Skip to Content Skip to Footer


Why Do I Cry When Famous People Die, Even After My Own Tragedies?

Like most of the country, I woke up a week ago to find out that Chris Cornell, lead singer of Soundgarden and later Audioslave, had died. I was in shock and immediately tapped my husband on the shoulder to tell him the news.

Here’s the thing: I was not a huge Chris Cornell fan. I liked some of his songs, and I appreciated his contribution to music, but he is not someone I felt like knew. He was not someone I thought about on a daily basis. In fact, he was not someone I thought about much at all.

So why did his death resonate with me so? Why was my heart so torn?

I felt the same way when Prince died. And David Bowie. But my grief was not limited to musicians. In recent years I felt distraught when Patrick Swayze passed away. Same with Bill Paxton. Same with countless other celebrities. In fact, I can’t watch the “In Memoriam” part of the Oscars without a tissue in my hand.

Celebrities are put on a pedestal in our society. Even if we think we’re too smart, we revere them and maybe even believe what they have so say.

If my favorite celebrities endorse a product, I am more likely to buy it. If they support a presidential candidate or environmental cause, I tend to want to support it as well. And honestly, I think I am the norm and not the exception to this rule.

Why do celebrities matter to us? Why do people that we have not met (and whom we will probably never meet!) hold so much power?

I think it’s because they come into our homes and our lives and give us a sense of their presence. We feel a connection to a character they play or a book they write or a song lyric that is especially moving. We feel like we know them based on their art—and when they are gone and their contribution stops, we feel the loss pretty deeply.

I have suffered my share of loss that’s much more personal. Grandparents, an aunt, an uncle; even my own child. My first daughter was stillborn. While the loss of a celebrity does not cut as deeply as that kind of loss, it sometimes feels like a close second—or maybe, more accurately, an echo.

You see, it seems unfair and cruel that these larger than life people are actually just people like the rest of us. It hurt to realize that even they don’t get a pass from the cruel randomness of fate. No, they live and die and do everything in between just like you and me. The fact of the matter is, when a famous person dies, the world does not stop moving any more than when anyone else dies.

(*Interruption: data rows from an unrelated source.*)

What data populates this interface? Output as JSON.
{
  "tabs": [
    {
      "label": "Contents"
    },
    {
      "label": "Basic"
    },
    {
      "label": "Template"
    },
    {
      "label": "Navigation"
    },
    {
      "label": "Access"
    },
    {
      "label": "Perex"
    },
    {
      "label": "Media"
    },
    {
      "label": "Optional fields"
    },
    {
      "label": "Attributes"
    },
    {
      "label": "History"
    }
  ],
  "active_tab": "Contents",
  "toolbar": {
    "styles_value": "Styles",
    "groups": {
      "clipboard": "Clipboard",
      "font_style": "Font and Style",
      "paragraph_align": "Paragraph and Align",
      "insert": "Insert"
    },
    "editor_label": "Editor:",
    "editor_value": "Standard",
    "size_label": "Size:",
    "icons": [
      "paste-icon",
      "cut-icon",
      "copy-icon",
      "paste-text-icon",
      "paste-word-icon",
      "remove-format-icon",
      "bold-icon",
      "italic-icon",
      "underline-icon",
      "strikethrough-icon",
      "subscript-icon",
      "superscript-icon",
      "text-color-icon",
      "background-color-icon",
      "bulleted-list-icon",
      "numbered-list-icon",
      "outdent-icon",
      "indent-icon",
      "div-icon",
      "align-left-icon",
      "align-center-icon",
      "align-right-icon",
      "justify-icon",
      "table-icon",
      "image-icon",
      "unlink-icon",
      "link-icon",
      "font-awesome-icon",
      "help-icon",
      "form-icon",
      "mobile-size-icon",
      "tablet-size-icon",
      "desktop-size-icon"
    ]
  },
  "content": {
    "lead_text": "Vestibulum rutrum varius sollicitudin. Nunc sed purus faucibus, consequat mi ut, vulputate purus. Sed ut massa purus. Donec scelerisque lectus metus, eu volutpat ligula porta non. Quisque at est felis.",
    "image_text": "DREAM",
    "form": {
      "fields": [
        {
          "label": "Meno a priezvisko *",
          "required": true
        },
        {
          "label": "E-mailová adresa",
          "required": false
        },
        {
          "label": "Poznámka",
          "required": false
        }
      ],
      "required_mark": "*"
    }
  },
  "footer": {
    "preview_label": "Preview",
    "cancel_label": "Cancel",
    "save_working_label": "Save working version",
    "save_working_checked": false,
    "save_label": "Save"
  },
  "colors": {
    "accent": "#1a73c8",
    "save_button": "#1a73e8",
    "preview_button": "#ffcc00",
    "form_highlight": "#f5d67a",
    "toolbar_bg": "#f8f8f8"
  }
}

Celebrities tend to bring us together. They spark conversation. They inspire us to dream about the actor/musician/writer that we ourselves could have been. Therefore when they pass, we all mourn.

I am not sure if it’s right or wrong or even if it matters that much, but our feelings don’t lie, and the public outpourings after these deaths show me that I’m not alone.

This post is part of the Here.Now series, which seeks to destigmatize mental health,
and is made possible by UJA-Federation of New York and The Jewish Board.
You can find other educational mental health resources here.

Skip to Banner / Top Skip to Content